───── Information given
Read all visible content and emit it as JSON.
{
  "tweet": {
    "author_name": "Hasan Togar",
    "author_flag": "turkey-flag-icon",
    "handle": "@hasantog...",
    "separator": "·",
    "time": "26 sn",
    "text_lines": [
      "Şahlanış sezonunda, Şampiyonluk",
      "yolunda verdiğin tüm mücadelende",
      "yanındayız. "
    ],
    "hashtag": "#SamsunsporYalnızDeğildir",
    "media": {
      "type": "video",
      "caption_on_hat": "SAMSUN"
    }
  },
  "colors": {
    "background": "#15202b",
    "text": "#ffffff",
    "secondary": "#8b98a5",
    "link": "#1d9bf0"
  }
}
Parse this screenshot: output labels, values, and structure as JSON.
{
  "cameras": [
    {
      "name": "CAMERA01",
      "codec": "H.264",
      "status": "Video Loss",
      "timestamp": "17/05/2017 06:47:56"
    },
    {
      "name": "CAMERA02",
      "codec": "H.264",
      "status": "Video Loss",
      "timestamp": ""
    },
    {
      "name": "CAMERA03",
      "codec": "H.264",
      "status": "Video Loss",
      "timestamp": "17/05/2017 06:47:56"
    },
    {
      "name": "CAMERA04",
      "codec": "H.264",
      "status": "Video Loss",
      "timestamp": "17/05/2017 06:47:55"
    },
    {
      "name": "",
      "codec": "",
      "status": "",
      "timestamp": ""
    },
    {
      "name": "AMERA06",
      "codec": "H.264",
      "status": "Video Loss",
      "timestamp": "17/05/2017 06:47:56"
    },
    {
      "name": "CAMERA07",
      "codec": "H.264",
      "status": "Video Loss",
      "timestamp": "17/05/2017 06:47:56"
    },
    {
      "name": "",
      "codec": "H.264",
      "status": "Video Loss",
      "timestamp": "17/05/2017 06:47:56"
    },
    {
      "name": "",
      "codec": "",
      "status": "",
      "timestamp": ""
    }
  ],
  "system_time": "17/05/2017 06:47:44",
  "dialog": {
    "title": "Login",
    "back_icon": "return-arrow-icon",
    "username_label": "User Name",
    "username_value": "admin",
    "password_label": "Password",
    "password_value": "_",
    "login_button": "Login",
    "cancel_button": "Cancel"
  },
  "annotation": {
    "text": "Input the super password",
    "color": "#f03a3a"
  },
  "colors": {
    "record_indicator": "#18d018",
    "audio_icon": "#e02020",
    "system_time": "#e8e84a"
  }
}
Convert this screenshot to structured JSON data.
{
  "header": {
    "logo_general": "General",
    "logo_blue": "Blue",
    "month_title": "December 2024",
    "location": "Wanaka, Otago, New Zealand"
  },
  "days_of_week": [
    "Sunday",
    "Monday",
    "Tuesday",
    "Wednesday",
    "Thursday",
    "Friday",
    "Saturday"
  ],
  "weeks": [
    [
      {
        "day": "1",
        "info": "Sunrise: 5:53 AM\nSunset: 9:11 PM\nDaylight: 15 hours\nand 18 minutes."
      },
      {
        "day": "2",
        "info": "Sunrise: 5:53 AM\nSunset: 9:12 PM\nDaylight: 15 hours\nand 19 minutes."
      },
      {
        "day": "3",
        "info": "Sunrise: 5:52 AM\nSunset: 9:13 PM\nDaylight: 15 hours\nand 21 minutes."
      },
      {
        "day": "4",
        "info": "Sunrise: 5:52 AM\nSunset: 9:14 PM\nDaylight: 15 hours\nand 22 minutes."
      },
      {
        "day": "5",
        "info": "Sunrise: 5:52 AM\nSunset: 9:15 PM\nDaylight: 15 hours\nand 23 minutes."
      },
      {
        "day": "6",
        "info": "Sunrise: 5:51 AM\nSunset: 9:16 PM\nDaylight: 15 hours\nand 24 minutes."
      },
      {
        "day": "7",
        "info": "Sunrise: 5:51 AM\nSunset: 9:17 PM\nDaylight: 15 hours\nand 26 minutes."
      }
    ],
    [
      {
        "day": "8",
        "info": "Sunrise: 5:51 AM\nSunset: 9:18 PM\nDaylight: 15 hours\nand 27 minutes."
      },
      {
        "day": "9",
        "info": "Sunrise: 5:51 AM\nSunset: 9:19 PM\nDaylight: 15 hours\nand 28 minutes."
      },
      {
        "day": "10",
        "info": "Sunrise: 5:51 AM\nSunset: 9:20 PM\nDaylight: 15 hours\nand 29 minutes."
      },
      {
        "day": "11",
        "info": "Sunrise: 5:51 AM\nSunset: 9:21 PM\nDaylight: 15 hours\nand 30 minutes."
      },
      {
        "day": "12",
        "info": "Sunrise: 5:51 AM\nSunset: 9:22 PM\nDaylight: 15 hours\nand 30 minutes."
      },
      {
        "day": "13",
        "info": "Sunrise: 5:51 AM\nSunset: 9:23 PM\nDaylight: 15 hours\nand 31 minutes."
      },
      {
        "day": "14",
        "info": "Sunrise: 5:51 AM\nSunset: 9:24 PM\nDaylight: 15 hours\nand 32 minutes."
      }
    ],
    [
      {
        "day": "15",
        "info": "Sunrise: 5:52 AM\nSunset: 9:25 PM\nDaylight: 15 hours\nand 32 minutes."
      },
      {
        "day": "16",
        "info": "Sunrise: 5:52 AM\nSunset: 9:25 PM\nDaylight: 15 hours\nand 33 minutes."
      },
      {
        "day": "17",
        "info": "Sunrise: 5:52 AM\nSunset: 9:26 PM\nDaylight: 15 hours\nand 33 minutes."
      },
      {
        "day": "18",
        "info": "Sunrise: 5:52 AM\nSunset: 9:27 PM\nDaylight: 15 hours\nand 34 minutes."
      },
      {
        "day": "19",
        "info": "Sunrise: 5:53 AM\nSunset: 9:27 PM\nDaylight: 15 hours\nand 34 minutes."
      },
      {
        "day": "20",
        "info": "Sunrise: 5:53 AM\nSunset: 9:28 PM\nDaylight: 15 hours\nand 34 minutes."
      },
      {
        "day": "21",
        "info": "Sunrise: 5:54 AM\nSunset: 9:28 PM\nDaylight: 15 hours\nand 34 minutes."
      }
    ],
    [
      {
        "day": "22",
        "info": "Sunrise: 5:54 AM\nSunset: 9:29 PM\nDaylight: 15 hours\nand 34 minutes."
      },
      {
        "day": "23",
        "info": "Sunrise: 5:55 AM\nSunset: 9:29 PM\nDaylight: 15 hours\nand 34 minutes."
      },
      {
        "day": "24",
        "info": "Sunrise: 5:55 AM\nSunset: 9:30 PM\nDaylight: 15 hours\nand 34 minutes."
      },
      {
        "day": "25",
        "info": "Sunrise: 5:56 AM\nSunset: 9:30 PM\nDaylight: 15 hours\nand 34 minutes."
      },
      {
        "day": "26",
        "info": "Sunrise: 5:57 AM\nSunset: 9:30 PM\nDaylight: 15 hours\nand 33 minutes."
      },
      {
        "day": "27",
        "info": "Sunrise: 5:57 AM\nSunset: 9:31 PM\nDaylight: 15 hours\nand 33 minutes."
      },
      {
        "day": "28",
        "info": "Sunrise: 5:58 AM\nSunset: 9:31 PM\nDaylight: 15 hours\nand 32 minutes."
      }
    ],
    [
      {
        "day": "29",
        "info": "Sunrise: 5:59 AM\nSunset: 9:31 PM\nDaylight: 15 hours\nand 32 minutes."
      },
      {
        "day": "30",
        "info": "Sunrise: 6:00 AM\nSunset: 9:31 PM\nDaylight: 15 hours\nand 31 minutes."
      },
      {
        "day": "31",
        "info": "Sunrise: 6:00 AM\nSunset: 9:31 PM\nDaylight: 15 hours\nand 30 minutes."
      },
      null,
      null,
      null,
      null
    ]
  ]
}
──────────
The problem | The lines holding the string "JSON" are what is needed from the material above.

Answer to this problem |
Read all visible content and emit it as JSON.
Parse this screenshot: output labels, values, and structure as JSON.
Convert this screenshot to structured JSON data.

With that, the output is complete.